◆ Task
State how many lines in these records contain the word "description", and nothing else.

[Entries from a dataset of interfaces]
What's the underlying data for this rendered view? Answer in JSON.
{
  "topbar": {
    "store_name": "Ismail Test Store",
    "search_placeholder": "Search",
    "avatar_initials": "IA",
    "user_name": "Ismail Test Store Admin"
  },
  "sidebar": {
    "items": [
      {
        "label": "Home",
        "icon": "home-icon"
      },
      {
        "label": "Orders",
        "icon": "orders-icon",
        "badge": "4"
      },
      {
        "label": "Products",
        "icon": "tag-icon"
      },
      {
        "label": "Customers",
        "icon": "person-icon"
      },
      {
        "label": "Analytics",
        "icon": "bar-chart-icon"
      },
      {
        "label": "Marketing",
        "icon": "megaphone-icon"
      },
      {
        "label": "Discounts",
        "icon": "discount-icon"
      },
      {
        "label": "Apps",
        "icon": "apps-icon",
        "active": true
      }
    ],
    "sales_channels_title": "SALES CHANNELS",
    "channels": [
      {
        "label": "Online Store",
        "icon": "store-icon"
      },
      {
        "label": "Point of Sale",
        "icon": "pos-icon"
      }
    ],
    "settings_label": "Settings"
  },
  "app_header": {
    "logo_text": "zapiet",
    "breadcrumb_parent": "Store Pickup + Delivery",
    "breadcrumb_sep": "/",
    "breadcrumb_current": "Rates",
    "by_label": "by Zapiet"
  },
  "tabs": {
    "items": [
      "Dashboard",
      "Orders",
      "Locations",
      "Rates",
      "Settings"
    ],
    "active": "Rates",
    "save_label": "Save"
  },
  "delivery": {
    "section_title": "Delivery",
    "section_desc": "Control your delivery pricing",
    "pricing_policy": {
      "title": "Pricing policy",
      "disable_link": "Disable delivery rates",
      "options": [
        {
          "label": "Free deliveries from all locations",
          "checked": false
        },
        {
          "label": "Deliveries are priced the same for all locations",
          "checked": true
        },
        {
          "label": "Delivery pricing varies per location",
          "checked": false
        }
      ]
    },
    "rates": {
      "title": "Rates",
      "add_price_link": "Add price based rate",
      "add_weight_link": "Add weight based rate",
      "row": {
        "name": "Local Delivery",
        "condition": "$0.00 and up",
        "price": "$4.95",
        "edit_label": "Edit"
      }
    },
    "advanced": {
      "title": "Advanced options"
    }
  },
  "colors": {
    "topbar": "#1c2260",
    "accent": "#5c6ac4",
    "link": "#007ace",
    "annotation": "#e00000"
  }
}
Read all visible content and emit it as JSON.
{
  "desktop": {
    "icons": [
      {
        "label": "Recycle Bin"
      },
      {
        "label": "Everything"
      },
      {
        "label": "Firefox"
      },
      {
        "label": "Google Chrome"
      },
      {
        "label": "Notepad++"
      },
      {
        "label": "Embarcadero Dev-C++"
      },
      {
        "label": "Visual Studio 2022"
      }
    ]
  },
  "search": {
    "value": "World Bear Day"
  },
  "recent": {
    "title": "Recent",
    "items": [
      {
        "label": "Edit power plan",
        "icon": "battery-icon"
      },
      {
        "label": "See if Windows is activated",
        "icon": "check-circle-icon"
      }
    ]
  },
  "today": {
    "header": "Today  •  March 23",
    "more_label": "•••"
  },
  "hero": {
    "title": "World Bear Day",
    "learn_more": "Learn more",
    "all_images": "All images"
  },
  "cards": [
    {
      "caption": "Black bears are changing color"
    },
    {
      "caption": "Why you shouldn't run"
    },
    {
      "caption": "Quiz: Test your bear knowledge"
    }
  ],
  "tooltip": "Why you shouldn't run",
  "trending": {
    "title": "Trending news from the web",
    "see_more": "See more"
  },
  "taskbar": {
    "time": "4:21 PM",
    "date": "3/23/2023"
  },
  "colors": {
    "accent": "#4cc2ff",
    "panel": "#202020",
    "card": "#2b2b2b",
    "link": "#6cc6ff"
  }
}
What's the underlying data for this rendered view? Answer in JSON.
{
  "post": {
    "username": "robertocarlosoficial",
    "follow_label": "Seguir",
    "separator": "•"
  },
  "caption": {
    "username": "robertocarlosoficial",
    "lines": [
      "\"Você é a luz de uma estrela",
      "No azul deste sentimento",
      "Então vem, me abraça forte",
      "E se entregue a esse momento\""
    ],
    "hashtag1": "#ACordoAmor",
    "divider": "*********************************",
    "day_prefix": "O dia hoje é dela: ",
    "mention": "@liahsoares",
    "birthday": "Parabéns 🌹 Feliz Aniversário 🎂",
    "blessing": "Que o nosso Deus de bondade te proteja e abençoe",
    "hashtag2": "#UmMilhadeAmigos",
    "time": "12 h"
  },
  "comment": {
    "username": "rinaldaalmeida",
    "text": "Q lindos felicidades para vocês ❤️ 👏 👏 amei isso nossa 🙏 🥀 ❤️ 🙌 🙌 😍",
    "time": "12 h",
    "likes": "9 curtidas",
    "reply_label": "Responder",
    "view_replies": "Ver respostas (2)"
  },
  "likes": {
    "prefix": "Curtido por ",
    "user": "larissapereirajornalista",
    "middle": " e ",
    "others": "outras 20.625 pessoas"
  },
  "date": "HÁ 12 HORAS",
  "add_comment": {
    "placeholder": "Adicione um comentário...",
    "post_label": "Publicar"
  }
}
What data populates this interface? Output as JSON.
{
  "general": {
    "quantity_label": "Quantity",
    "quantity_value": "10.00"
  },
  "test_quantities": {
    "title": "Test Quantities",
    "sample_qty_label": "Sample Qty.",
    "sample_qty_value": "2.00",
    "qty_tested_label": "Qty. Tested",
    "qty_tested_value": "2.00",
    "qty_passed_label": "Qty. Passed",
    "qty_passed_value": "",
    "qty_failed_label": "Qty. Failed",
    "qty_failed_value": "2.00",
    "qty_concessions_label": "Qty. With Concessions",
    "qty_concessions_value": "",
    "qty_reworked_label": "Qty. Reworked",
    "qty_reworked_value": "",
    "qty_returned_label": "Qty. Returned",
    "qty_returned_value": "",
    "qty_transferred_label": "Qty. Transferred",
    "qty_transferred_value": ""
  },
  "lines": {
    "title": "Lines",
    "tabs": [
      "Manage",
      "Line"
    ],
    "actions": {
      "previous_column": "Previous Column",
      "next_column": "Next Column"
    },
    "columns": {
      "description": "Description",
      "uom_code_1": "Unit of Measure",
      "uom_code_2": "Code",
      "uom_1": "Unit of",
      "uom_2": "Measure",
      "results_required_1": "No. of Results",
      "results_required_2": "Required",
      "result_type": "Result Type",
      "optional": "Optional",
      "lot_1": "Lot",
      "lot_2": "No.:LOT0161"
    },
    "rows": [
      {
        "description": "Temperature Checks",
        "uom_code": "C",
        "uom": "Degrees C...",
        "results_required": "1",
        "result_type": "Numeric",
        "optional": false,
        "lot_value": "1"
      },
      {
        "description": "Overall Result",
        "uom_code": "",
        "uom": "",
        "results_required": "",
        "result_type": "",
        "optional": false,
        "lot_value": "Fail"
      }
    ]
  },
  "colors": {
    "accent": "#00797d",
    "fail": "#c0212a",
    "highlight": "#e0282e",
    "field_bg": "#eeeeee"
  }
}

◆ Response to this task
3